Firm I has a large percentage of inventory and plants & equipment (22% and 55% respectively, as well as a large percentage (33%) allocated to long-term debt. This would suggest a retail store of some kind. A retail grocery chain would have a large inventory that they use to stock their shelves as well as plants and equipment such as the buildings, refrigeration, etc. to operate properly. This high capital investment would be funded via long-term debt, explaining the long-term debt of Firm I. FIRM J- Family Restaurant Chain
Firm J has a moderate amount of inventory as well as a high percentage of long-term debt. The long-term debt suggests that the firm financed several buildings for their operations. The inventory suggests that there needed to be enough inventory but there cannot be too much inventory, opening up the possibility that the inventory is perishable. This would fit the model of a family restaurant chain, being that there is a lot of long-term debt involved in opening multiple restaurants and that the inventory of a restaurant is perishable and must be at the perfect level in order to prevent waste and provide the freshest ingredients. FIRM K- Bookstore Firm K has large percentages of inventory as well as plant &equipment (35% and 41% respectively. It also has a fairly large percentage of accounts payable (24%). This would suggest a physical location where revenue is generated by this firm. A bookstore would have a lot of inventory located in their retail locations for consumers to purchase. The account payable can be explained by the purchases of the books by the bookstore. The bookstore does not produce the books themselves and therefore must go to other firms to stock their shelves. The accounts payable is indicative of a firm conducting business with other firms. FIRM L- Electric & Gas Utility
Firm L has very little inventory, yet it has a very large percentage of plant & equipment (69%), it also has a sizable percentage of other liabilities (30%). This would suggest the firm is service orientated. An electric and gas utility firm would have a lot of infrastructure that is needed to provide utilities to their customers and it would also have greater insurance premiums due to the potential danger caused by their equipment malfunctioning or theft of their infrastructure (i.e. copper wires). Furthermore, Firm J is the only firm that we looked at that has preferred stock. This would be consistent with an electric and gas utility company as they are often quasi-monopolies and have little room to grow. These firms will often issue preferred stock in order to attract investors.
FIRM M- Commercial Bank
Firm M has no inventory and a large percentage for plants & equipment (66%). This suggests that this company is a company that is wholly service based yet operates in physical locations. A commercial bank that orders book directly for their consumers from the publisher would fit this bill. The commercial bank would not have any inventory and the plants and equipment percentage would be accredited to the physical buildings in which the bank would operate. Firm N- Online Bookstore
Firm N has no inventory, yet it has a large percentage of accounts

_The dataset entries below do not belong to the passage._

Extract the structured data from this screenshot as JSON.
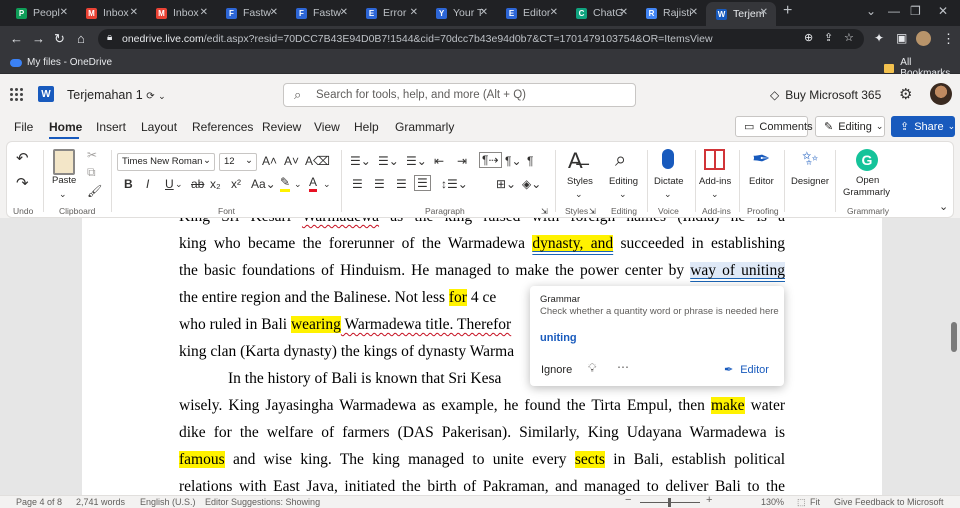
{
  "browser": {
    "tabs": [
      {
        "label": "Peopl",
        "favicon": "P",
        "color": "#0f9d58"
      },
      {
        "label": "Inbox",
        "favicon": "M",
        "color": "#ea4335"
      },
      {
        "label": "Inbox",
        "favicon": "M",
        "color": "#ea4335"
      },
      {
        "label": "Fastw",
        "favicon": "F",
        "color": "#2d66d6"
      },
      {
        "label": "Fastw",
        "favicon": "F",
        "color": "#2d66d6"
      },
      {
        "label": "Error",
        "favicon": "E",
        "color": "#2d66d6"
      },
      {
        "label": "Your T",
        "favicon": "Y",
        "color": "#2d66d6"
      },
      {
        "label": "Editor",
        "favicon": "E",
        "color": "#2d66d6"
      },
      {
        "label": "ChatG",
        "favicon": "C",
        "color": "#10a37f"
      },
      {
        "label": "Rajisti",
        "favicon": "R",
        "color": "#4285f4"
      },
      {
        "label": "Terjem",
        "favicon": "W",
        "color": "#185abd"
      }
    ],
    "url_host": "onedrive.live.com",
    "url_path": "/edit.aspx?resid=70DCC7B43E94D0B7!1544&cid=70dcc7b43e94d0b7&CT=1701479103754&OR=ItemsView",
    "bookmark_onedrive": "My files - OneDrive",
    "bookmark_all": "All Bookmarks"
  },
  "word": {
    "doc_title": "Terjemahan 1",
    "search_placeholder": "Search for tools, help, and more (Alt + Q)",
    "buy": "Buy Microsoft 365"
  },
  "ribbon_tabs": [
    "File",
    "Home",
    "Insert",
    "Layout",
    "References",
    "Review",
    "View",
    "Help",
    "Grammarly"
  ],
  "header_buttons": {
    "comments": "Comments",
    "editing": "Editing",
    "share": "Share"
  },
  "ribbon": {
    "font_name": "Times New Roman",
    "font_size": "12",
    "groups": {
      "undo": "Undo",
      "clipboard": "Clipboard",
      "font": "Font",
      "paragraph": "Paragraph",
      "styles": "Styles",
      "editing": "Editing",
      "voice": "Voice",
      "addins": "Add-ins",
      "proofing": "Proofing",
      "grammarly": "Grammarly"
    },
    "buttons": {
      "paste": "Paste",
      "styles": "Styles",
      "editing": "Editing",
      "dictate": "Dictate",
      "addins": "Add-ins",
      "editor": "Editor",
      "designer": "Designer",
      "open_grammarly_1": "Open",
      "open_grammarly_2": "Grammarly"
    }
  },
  "document": {
    "line0": "King Sri Kesari Warmadewa as the king raised with foreign names (India) he is a",
    "line1a": "king who became the forerunner of the Warmadewa ",
    "line1b": "dynasty, and",
    "line1c": " succeeded in establishing",
    "line2a": "the basic foundations of Hinduism. He managed to make the power center by ",
    "line2b": "way of uniting",
    "line3a": "the entire region and the Balinese. Not less ",
    "line3b": "for",
    "line3c": " 4 ce",
    "line4a": "who ruled in Bali ",
    "line4b": "wearing",
    "line4c": " Warmadewa title. Therefor",
    "line5a": "king clan (Karta dynasty) the kings of dynasty Warma",
    "line6": "In the history of Bali is known that Sri Kesa",
    "line7a": "wisely. King Jayasingha Warmadewa as example, he found the Tirta Empul, then ",
    "line7b": "make",
    "line7c": " water",
    "line8": "dike for the welfare of farmers (DAS Pakerisan). Similarly, King Udayana Warmadewa is",
    "line9a": "famous",
    "line9b": " and wise king. The king managed to unite every ",
    "line9c": "sects",
    "line9d": " in Bali, establish political",
    "line10": "relations with East Java, initiated the birth of Pakraman, and managed to deliver Bali to the"
  },
  "popup": {
    "title": "Grammar",
    "description": "Check whether a quantity word or phrase is needed here",
    "suggestion": "uniting",
    "ignore": "Ignore",
    "editor": "Editor"
  },
  "status": {
    "page": "Page 4 of 8",
    "words": "2,741 words",
    "language": "English (U.S.)",
    "suggestions": "Editor Suggestions: Showing",
    "zoom": "130%",
    "fit": "Fit",
    "feedback": "Give Feedback to Microsoft"
  }
}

receivable (90%). It also has a large percentage of notes payable (73%). This would fit the description of an online bookstore, the account receivables would come from the customers who purchased merchandise and is paying it back on a periodic basis. Also, there is no inventory or plants and equipment, which suggest that the online bookstore is an extremely minimalist operation that is characteristic of many online enterprises.